- Syria is a regional conflict where causes "will persist for 10 years," Dempsey says
- "We need to understand what the peace will look like before we start the war"
- Washington is weighing whether to arm Syrian rebels
- The administration is "going forward with a debate while events transpire," McCain says
The United States faces "a 10-year issue" in Syria as it weighs how deeply it wants to get involved the country's civil war, the top U.S. military officer warned in an interview that aired Sunday.
Army Gen. Martin Dempsey told CNN's State of the Union that the conflict is entwined in a regional issue that is now spilling over into both Lebanon and Iraq, and those underlying causes "will persist for 10 years."
"It is related -- not exclusively -- but related to a competition at best and a conflict at worse between the Sunni and Shia sects of Islam, and it's been hijacked at some level on both sides by extremists -- al Qaeda on one side and Lebanese Hezbollah and others on the other side," said Dempsey, chairman of the Joint Chiefs of Staff.
He added, "This is about a 10-year issue, and if we fail to think about it as a 10-year regional issue, we could make some mistakes."

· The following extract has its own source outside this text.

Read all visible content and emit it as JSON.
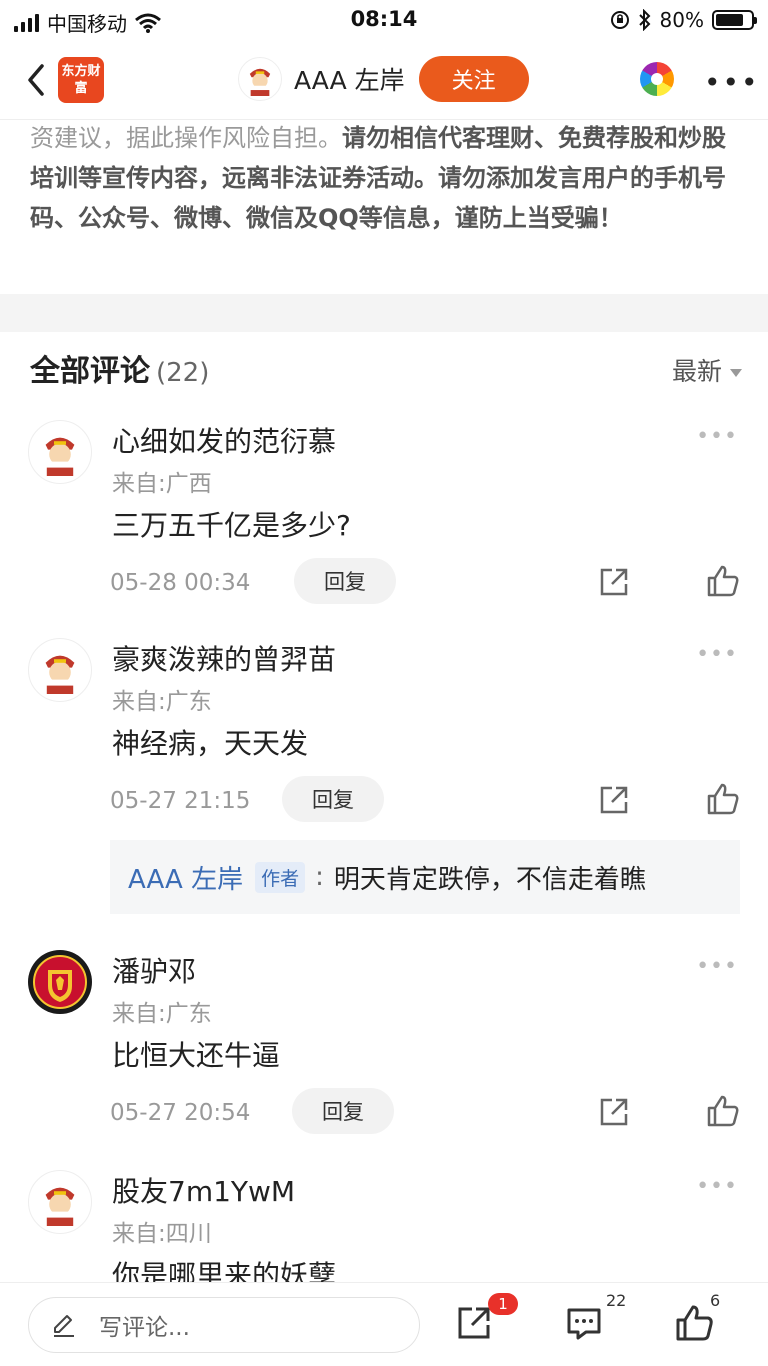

Syria's civil war began in early 2011, when the government of President Bashar al-Assad turned police and troops on anti-government demonstrations. The crackdown mushroomed into a conflict that has left more than more than 90,000 dead, according to the United Nations.
The Obama administration announced in June that government troops had crossed a "red line" by using chemical weapons against rebel forces, prompting it to increase what has so far been non-lethal aid to the opposition. The administration plans to send small arms, ammunition and potentially anti-tank weapons to Syria's rebels, officials familiar with the matter told CNN.

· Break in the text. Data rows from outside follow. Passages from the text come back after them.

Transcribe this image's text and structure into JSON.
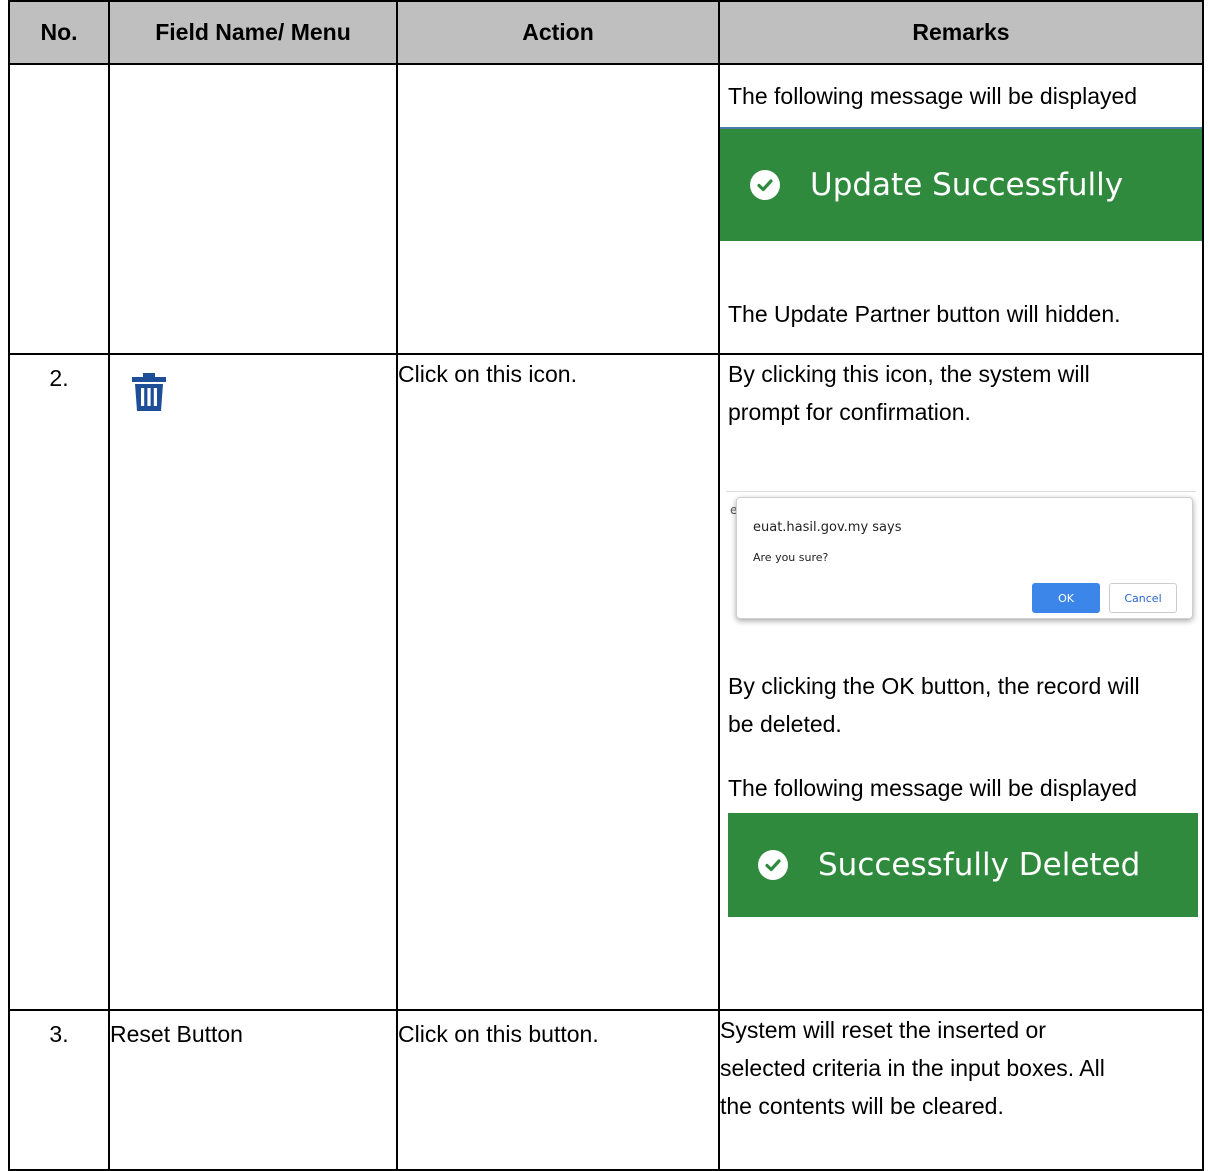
{
  "headers": {
    "no": "No.",
    "field": "Field Name/ Menu",
    "action": "Action",
    "remarks": "Remarks"
  },
  "row1": {
    "remark_msg": "The following message will be displayed",
    "toast_text": "Update Successfully",
    "remark_after": "The Update Partner button will hidden."
  },
  "row2": {
    "no": "2.",
    "icon": "trash-icon",
    "action": "Click on this icon.",
    "remark_line1": "By clicking this icon, the system will",
    "remark_line2": "prompt for confirmation.",
    "dialog": {
      "ghost_char": "e",
      "title": "euat.hasil.gov.my says",
      "message": "Are you sure?",
      "ok_label": "OK",
      "cancel_label": "Cancel"
    },
    "remark_ok_line1": "By clicking the OK button, the record will",
    "remark_ok_line2": "be deleted.",
    "remark_msg": "The following message will be displayed",
    "toast_text": "Successfully Deleted"
  },
  "row3": {
    "no": "3.",
    "field": "Reset Button",
    "action": "Click on this button.",
    "remark_line1": "System will reset the inserted or",
    "remark_line2": "selected criteria in the input boxes. All",
    "remark_line3": "the contents will be cleared."
  },
  "colors": {
    "header_bg": "#bfbfbf",
    "toast_green": "#2f8a3e",
    "icon_blue": "#1f4e99",
    "ok_blue": "#3b86e8"
  }
}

Critics such as Sen. John McCain, the ranking Republican on the Senate Armed Services Committee, call the response too little, too late.
"As usual, on these issues, they're undecided and going forward with a debate while events transpire," McCain told CBS' "Face the Nation" on Sunday. "There's no better example of that than Syria, as we continue to watch Hezbollah, thousands of fighters; we see Russian weapons pouring in, and slaughter of now over 100,000 people. And we're going to send them light weapons? Light weapons don't do well against tanks."
But Dempsey,Obama's principal military adviser, told CNN the war in Syria is "not a simple matter of stopping the fight by the introduction of any particular U.S. capability."
"It seems to me that we need to understand what the peace will look like before we start the war," he said.
What complicates the question of military support for the opposition is that many of the rebel fighters are militants with pro-al Qaeda sympathies, the same stripe of militants America has battled in Iraq and Afghanistan. They include the al-Nusra Front, a rebel group that the United States says has links to al Qaeda.
Meanwhile, the United States has been bolstering efforts to keep the conflict from spreading to Jordan, where an American military presence is quietly growing. And in discussions of the use of air power to enforce a "no-fly" zone, as was done in Libya's civil war in 2011, Dempsey has raised concerns about the need for clear objectives and a full understanding of the risks before acting.